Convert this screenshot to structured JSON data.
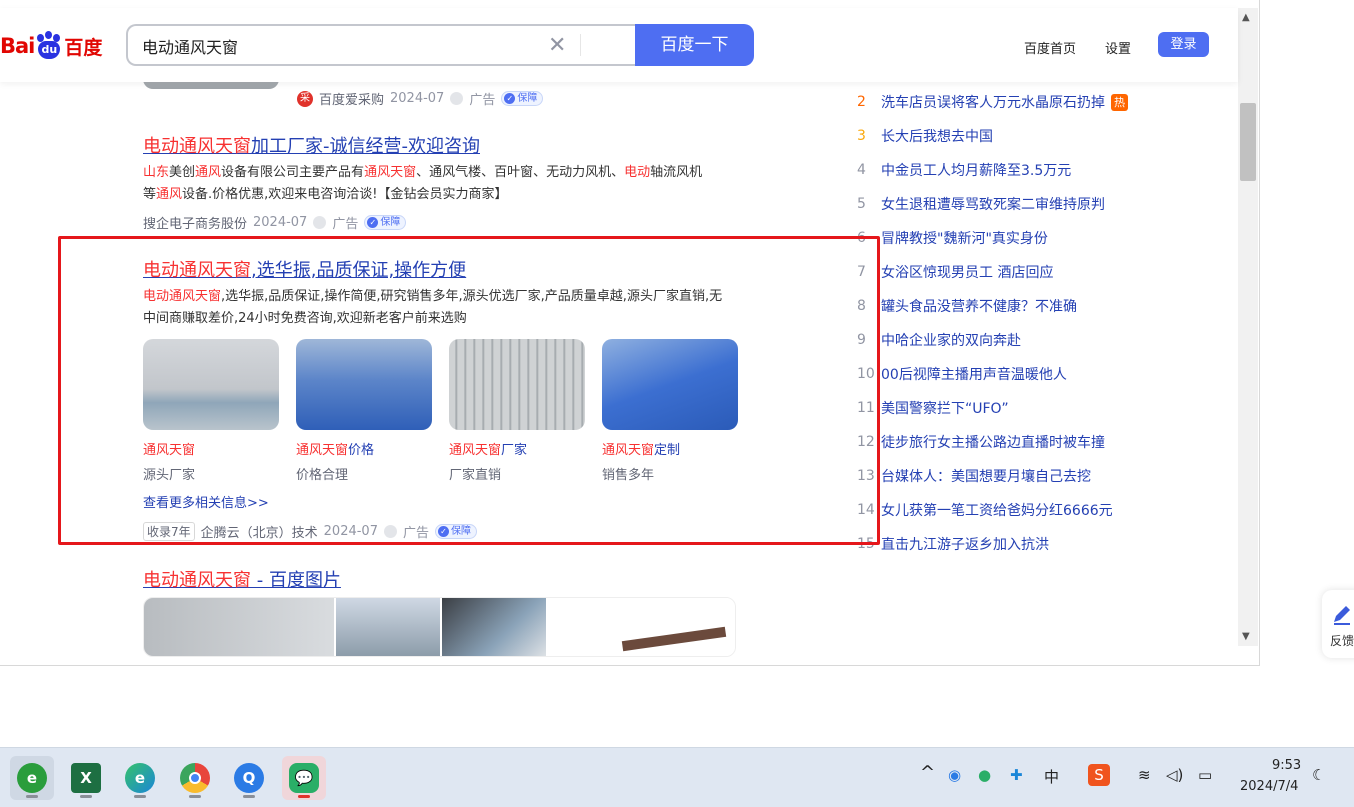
{
  "header": {
    "logo_bai": "Bai",
    "logo_du": "du",
    "logo_cn": "百度",
    "search_value": "电动通风天窗",
    "search_button": "百度一下",
    "nav_home": "百度首页",
    "nav_settings": "设置",
    "login": "登录"
  },
  "results": {
    "r0": {
      "caigou_icon_text": "采",
      "source": "百度爱采购",
      "date": "2024-07",
      "ad": "广告",
      "badge": "保障"
    },
    "r1": {
      "title_red": "电动通风天窗",
      "title_rest": "加工厂家-诚信经营-欢迎咨询",
      "snippet_parts": [
        "山东",
        "美创",
        "通风",
        "设备有限公司主要产品有",
        "通风天窗",
        "、通风气楼、百叶窗、无动力风机、",
        "电动",
        "轴流风机",
        "等",
        "通风",
        "设备.价格优惠,欢迎来电咨询洽谈!【金钻会员实力商家】"
      ],
      "source": "搜企电子商务股份",
      "date": "2024-07",
      "ad": "广告",
      "badge": "保障"
    },
    "r2": {
      "title_red": "电动通风天窗",
      "title_rest": ",选华振,品质保证,操作方便",
      "snippet_red": "电动通风天窗",
      "snippet_rest": ",选华振,品质保证,操作简便,研究销售多年,源头优选厂家,产品质量卓越,源头厂家直销,无中间商赚取差价,24小时免费咨询,欢迎新老客户前来选购",
      "cards": [
        {
          "title_red": "通风天窗",
          "title_rest": "",
          "sub": "源头厂家"
        },
        {
          "title_red": "通风天窗",
          "title_rest": "价格",
          "sub": "价格合理"
        },
        {
          "title_red": "通风天窗",
          "title_rest": "厂家",
          "sub": "厂家直销"
        },
        {
          "title_red": "通风天窗",
          "title_rest": "定制",
          "sub": "销售多年"
        }
      ],
      "more_link": "查看更多相关信息>>",
      "shoulu": "收录7年",
      "source": "企腾云（北京）技术",
      "date": "2024-07",
      "ad": "广告",
      "badge": "保障"
    },
    "r3": {
      "title_red": "电动通风天窗",
      "title_rest": " - 百度图片"
    }
  },
  "hotlist": [
    {
      "num": "2",
      "text": "洗车店员误将客人万元水晶原石扔掉",
      "tag": "热",
      "color": "#ff6600"
    },
    {
      "num": "3",
      "text": "长大后我想去中国",
      "tag": "",
      "color": "#faa90e"
    },
    {
      "num": "4",
      "text": "中金员工人均月薪降至3.5万元",
      "tag": "",
      "color": "#9195a3"
    },
    {
      "num": "5",
      "text": "女生退租遭辱骂致死案二审维持原判",
      "tag": "",
      "color": "#9195a3"
    },
    {
      "num": "6",
      "text": "冒牌教授\"魏新河\"真实身份",
      "tag": "",
      "color": "#9195a3"
    },
    {
      "num": "7",
      "text": "女浴区惊现男员工 酒店回应",
      "tag": "",
      "color": "#9195a3"
    },
    {
      "num": "8",
      "text": "罐头食品没营养不健康？不准确",
      "tag": "",
      "color": "#9195a3"
    },
    {
      "num": "9",
      "text": "中哈企业家的双向奔赴",
      "tag": "",
      "color": "#9195a3"
    },
    {
      "num": "10",
      "text": "00后视障主播用声音温暖他人",
      "tag": "",
      "color": "#9195a3"
    },
    {
      "num": "11",
      "text": "美国警察拦下“UFO”",
      "tag": "",
      "color": "#9195a3"
    },
    {
      "num": "12",
      "text": "徒步旅行女主播公路边直播时被车撞",
      "tag": "",
      "color": "#9195a3"
    },
    {
      "num": "13",
      "text": "台媒体人：美国想要月壤自己去挖",
      "tag": "",
      "color": "#9195a3"
    },
    {
      "num": "14",
      "text": "女儿获第一笔工资给爸妈分红6666元",
      "tag": "",
      "color": "#9195a3"
    },
    {
      "num": "15",
      "text": "直击九江游子返乡加入抗洪",
      "tag": "",
      "color": "#9195a3"
    }
  ],
  "feedback": {
    "label": "反馈"
  },
  "taskbar": {
    "apps": [
      {
        "name": "ie",
        "glyph": "e",
        "color": "#2a9d3c"
      },
      {
        "name": "excel",
        "glyph": "X",
        "color": "#1d6f42"
      },
      {
        "name": "edge",
        "glyph": "e",
        "color": "#1a86d8"
      },
      {
        "name": "chrome",
        "glyph": "",
        "color": "#e8453c"
      },
      {
        "name": "qq-browser",
        "glyph": "Q",
        "color": "#2b7be5"
      },
      {
        "name": "wechat",
        "glyph": "",
        "color": "#2aae67"
      }
    ],
    "tray_chevron": "^",
    "ime": "中",
    "sogou": "S",
    "time": "9:53",
    "date": "2024/7/4"
  },
  "colors": {
    "accent": "#4e6ef2",
    "highlight_box": "#e5171b",
    "link": "#2440b3",
    "em_red": "#f73131"
  }
}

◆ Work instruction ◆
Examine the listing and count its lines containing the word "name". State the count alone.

◆ The answer ◆
6